DATA SECTION
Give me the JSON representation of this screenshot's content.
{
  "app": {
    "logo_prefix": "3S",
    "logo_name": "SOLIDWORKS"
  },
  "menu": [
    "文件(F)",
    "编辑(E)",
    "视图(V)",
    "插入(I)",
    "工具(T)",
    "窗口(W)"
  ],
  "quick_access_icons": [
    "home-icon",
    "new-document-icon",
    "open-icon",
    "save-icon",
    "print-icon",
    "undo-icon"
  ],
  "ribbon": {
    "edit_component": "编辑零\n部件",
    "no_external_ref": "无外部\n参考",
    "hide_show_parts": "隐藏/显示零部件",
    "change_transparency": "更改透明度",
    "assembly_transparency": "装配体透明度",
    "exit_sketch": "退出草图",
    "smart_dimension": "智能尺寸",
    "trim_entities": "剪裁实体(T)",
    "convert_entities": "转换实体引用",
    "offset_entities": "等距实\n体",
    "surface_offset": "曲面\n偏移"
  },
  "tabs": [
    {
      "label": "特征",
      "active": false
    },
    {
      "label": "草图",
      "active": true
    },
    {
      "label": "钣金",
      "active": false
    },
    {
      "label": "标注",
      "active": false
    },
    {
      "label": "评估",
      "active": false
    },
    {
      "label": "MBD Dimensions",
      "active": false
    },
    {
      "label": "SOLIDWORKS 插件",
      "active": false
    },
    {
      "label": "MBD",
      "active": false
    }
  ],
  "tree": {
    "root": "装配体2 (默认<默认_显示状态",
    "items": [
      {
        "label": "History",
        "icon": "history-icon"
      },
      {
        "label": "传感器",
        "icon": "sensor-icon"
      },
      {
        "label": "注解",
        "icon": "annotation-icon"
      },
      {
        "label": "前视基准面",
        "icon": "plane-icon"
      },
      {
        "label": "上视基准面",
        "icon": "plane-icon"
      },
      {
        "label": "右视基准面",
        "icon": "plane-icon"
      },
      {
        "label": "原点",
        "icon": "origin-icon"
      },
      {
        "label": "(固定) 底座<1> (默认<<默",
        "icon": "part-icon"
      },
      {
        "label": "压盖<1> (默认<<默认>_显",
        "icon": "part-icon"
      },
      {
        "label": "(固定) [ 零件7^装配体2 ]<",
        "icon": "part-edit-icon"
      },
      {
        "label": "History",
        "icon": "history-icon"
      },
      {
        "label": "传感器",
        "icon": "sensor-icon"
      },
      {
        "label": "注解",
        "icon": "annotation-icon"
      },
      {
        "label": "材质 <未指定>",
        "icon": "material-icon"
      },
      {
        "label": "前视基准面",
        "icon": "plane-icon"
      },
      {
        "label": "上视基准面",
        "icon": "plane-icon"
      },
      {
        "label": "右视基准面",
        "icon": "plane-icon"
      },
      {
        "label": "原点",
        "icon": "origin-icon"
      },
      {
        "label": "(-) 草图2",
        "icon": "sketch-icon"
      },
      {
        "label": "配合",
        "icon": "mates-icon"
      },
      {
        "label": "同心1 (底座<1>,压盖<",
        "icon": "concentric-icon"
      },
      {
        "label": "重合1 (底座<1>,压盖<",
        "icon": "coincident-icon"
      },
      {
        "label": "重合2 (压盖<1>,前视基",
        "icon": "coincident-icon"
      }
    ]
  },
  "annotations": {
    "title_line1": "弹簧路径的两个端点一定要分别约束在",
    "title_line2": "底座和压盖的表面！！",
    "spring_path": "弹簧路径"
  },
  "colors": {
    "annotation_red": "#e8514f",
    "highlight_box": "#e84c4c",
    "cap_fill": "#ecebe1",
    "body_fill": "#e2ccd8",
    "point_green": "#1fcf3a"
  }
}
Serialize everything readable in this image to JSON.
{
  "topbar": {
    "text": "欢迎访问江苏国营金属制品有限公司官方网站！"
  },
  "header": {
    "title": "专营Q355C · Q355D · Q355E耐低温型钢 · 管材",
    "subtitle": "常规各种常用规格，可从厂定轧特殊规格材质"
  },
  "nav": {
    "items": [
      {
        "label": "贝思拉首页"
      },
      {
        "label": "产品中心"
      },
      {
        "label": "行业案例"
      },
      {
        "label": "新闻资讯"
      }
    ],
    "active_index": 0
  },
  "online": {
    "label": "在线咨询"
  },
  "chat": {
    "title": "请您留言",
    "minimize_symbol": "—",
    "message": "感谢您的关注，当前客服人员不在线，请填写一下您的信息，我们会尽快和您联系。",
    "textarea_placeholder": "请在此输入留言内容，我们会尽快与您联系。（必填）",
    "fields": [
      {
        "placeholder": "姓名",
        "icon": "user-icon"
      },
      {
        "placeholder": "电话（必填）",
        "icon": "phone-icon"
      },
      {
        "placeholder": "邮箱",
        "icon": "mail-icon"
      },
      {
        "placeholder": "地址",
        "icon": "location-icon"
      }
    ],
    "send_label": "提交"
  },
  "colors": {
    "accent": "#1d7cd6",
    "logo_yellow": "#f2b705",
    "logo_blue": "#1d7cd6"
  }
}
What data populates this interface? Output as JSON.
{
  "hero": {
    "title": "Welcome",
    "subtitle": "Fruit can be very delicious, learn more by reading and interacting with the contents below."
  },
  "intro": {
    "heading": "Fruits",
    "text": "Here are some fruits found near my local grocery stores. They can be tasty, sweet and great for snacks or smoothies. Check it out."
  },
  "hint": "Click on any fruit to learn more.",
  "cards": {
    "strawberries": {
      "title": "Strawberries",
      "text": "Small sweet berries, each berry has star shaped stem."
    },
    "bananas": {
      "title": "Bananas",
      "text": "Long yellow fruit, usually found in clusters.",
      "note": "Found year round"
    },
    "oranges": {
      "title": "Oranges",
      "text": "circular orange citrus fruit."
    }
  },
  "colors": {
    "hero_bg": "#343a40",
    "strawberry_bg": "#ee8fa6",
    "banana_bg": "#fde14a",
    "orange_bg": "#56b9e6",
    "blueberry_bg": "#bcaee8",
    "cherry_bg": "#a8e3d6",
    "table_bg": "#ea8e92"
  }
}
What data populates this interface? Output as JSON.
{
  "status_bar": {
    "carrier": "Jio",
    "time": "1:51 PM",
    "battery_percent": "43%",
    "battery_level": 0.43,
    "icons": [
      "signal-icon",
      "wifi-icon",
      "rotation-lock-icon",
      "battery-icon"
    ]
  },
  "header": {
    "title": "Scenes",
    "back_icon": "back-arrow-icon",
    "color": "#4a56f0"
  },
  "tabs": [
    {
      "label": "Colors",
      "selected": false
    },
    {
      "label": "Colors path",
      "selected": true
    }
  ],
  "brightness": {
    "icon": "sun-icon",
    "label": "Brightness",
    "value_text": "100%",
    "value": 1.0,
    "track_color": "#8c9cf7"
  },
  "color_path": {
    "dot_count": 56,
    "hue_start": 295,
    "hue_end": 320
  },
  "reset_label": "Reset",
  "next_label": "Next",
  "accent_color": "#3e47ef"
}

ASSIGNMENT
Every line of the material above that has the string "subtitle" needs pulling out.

RESULT OF THE TASK
    "subtitle": "常规各种常用规格，可从厂定轧特殊规格材质"
    "subtitle": "Fruit can be very delicious, learn more by reading and interacting with the contents below."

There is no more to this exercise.